#### Recorded data:
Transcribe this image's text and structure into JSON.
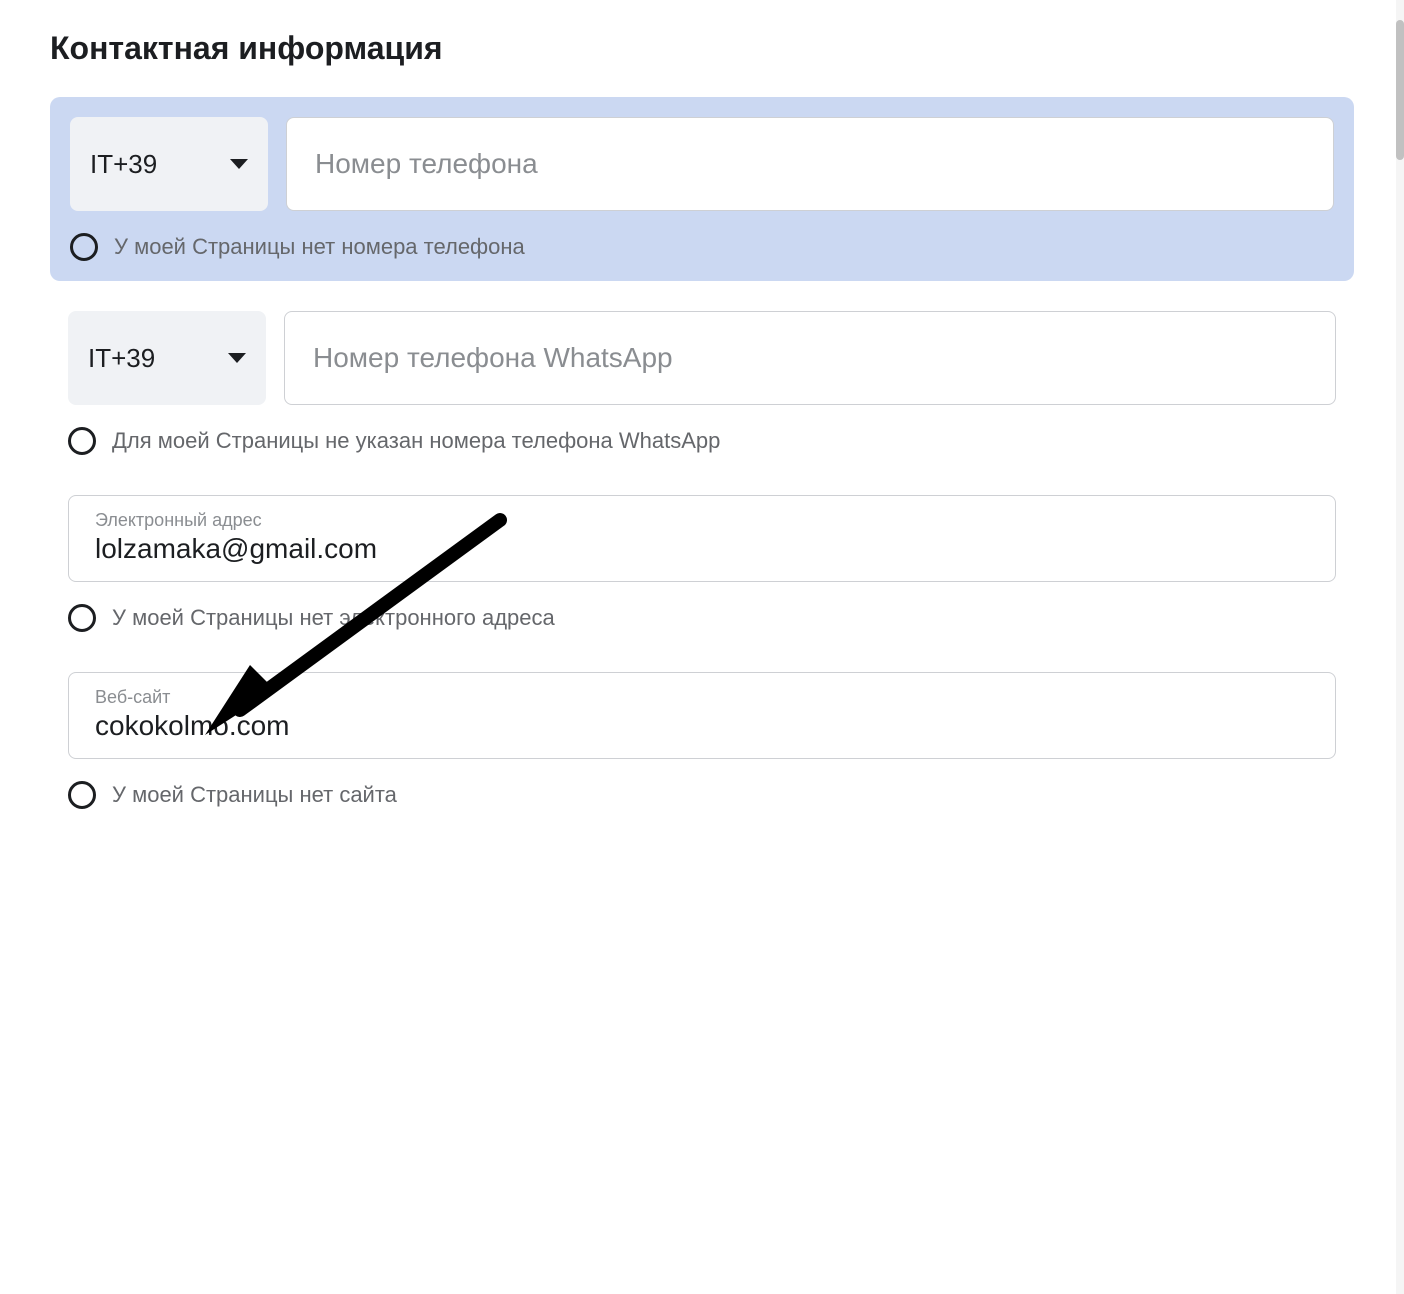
{
  "heading": "Контактная информация",
  "phone": {
    "country_code": "IT+39",
    "placeholder": "Номер телефона",
    "no_phone_label": "У моей Страницы нет номера телефона"
  },
  "whatsapp": {
    "country_code": "IT+39",
    "placeholder": "Номер телефона WhatsApp",
    "no_whatsapp_label": "Для моей Страницы не указан номера телефона WhatsApp"
  },
  "email": {
    "label": "Электронный адрес",
    "value": "lolzamaka@gmail.com",
    "no_email_label": "У моей Страницы нет электронного адреса"
  },
  "website": {
    "label": "Веб-сайт",
    "value": "cokokolmo.com",
    "no_website_label": "У моей Страницы нет сайта"
  }
}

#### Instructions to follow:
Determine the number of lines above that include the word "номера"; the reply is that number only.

#### Answer:
2